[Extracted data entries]
# # # # # # #
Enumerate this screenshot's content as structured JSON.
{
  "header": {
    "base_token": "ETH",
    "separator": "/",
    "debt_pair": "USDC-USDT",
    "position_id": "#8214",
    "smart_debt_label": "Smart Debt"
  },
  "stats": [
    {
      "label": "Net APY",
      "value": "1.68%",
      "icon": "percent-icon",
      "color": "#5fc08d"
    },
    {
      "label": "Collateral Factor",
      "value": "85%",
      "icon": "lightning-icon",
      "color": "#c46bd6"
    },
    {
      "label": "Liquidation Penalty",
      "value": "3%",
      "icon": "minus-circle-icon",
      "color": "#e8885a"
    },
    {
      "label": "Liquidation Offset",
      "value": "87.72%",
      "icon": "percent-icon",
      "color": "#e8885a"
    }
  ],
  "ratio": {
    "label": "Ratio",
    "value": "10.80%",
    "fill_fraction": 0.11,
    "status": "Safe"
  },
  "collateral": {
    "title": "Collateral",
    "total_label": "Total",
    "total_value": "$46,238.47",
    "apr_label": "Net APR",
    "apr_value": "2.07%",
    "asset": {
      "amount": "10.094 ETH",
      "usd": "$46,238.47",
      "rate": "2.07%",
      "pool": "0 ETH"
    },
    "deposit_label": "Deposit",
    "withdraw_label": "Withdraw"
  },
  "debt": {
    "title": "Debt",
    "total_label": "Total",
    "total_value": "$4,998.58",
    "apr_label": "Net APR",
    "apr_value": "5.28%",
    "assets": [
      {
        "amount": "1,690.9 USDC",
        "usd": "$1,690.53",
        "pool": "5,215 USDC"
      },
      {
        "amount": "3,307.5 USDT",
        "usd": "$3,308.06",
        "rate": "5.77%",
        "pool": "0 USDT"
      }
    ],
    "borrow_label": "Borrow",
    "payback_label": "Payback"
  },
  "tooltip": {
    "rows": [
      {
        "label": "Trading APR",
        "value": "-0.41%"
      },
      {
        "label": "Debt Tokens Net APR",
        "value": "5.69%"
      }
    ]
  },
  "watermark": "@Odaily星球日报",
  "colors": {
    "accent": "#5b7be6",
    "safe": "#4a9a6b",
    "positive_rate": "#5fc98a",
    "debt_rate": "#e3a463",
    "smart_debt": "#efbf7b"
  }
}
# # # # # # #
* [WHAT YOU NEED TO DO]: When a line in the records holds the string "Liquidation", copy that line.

* [EXERCISE RESULT]:
      "label": "Liquidation Penalty",
      "label": "Liquidation Offset",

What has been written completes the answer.